I appreciated the fact that The Warlord was immediately suspicious of Father Gabriel because I’ve never really felt that Gabriel adds much to the show.  Gabriel started out this season as a newly confirmed atheist but now, suddenly, he’s back to being a fire-and-brimstone holy warrior.  Pick a persona and stick with it, Gabriel!  And, seriously — if you survived the zombie apocalypse, would you really feel like spending all of your Sundays sitting in church?  The fact that Gabriel even has a congregation is just weird to me.

As for the Apartment People, it turned out that Negan is living with them!  That’s probably good news for the Apartment People because the Warlord was dead by the end of the episode and someone is going to have to step in and be the new guy who gives long monologues while standing in front of a display case of skulls.

The episode ended with Maggie and her crew showing up, set to do battle with the Commonwealth.  I guess this is how the war gets started, over a shabby apartment complex that’s populated by some of the most unlikable people to ever appear on the show.  If Negan does’t want to take the Warlord’s place, I guess Maggie can take over the Apartment People and make them as miserable as she’s made everyone at Hilltop.

Anyway, this episode probably would have had more impact if we didn’t already know about the darkness at the heart of the Commonwealth.  Still, Michael Biehn was an effective Warlord and Jason Butler Harner was effectively fanatical as Toby Carlson.  At least now, we know just why exactly Hilltop and the Commonwealth are going to go to war.

Next week is the mid-season finale!

4 Shots From 4 Films: Special Russ Meyer Edition


4 Or More Shots From 4 Or More Films is just what it says it is, 4 shots from 4 of our favorite films. As opposed to the reviews and recaps that we usually post, 4 Shots From 4 Films lets the visuals do the talking!

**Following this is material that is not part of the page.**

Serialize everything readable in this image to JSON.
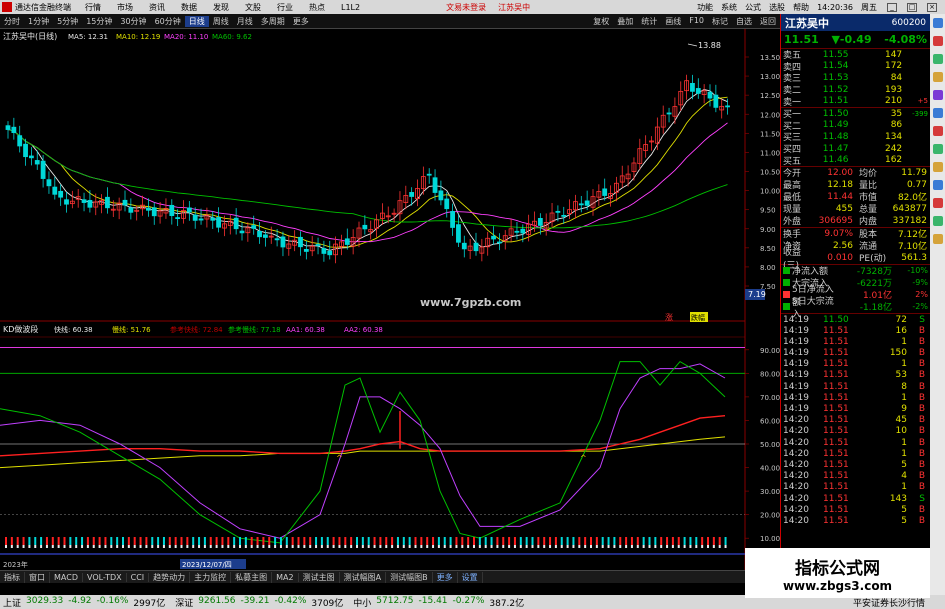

100 years ago, on the very day, Russ Meyer was born in San Leandro, California.  Meyer would get his start filming newsreels during World War II (many of his newsreel footage were used in the 1970 Oscar winner, Patton).  When he returned to the United States, he continued to make films.  Meyer was one of the pioneers of the adult film industry, though his films seem rather quaint and innocent when compared to the industry’s later films.  Meyer’s strong visual sense and his intentionally over-the-top plots made him a favorite amongst underground critics.  In the 70s, he was briefly embraced by mainstream Hollywood but, unhappy with having to deal with studio bosses, Meyer returned to making the type of independent, grindhouse films that made him famous.

Russ Meyer was 82 years old when he died in 2004.  He was acclaimed as one of America’s first and greatest independent filmmakers.

Here are 4 Safe-For-Works From 4 Russ Meyer Films.

4 Shots From 4 Films

Faster, Pussycat! Kill! Kill! (1965, dir by Russ Meyer, DP: Walter Schenk)

Motorpsycho (1965, dir by Russ Meyer, DP: Russ Meyer)

Cherry, Harry, & Raquel! (1970, dir by Russ Meyer, DP: Russ Meyer)

Beyond The Valley Of The Dolls (1970, dir by Russ Meyer, DP: Fred J. Koenekamp)

Music Video of the Day: It Gets Dark by Sigrid (2022, dir by ????)


Enjoy!

Lyrics:
VERSE 1:
high, there’s a reason for my high, there’s a whole world outside
I saw it last night
yeah they’re saying I’m insane, ‘cause I wanna go to space
and leave it all behind
and leave it all behind
I’m leaving

CHORUS:
I, I’ve never ever been this far away from home
and all alone
it gets dark, yeah it gets dark
and I, I’m moving at the speed of light, I had to go, but now I know
it gets dark so I can see the stars

VERSE 2:
yeah my feet came off the ground, gravity won’t hold me down
no, not this time
I’m not who I used to be
‘cus I came out here to see, the universe inside

I’m leaving them behind
I’m leaving them

CHORUS:
I, I’ve never ever been this far away from home
and all alone
it gets dark, yeah it gets dark
and I, I’m moving at the speed of light, I had to go, but now I know
it gets dark so I can see the stars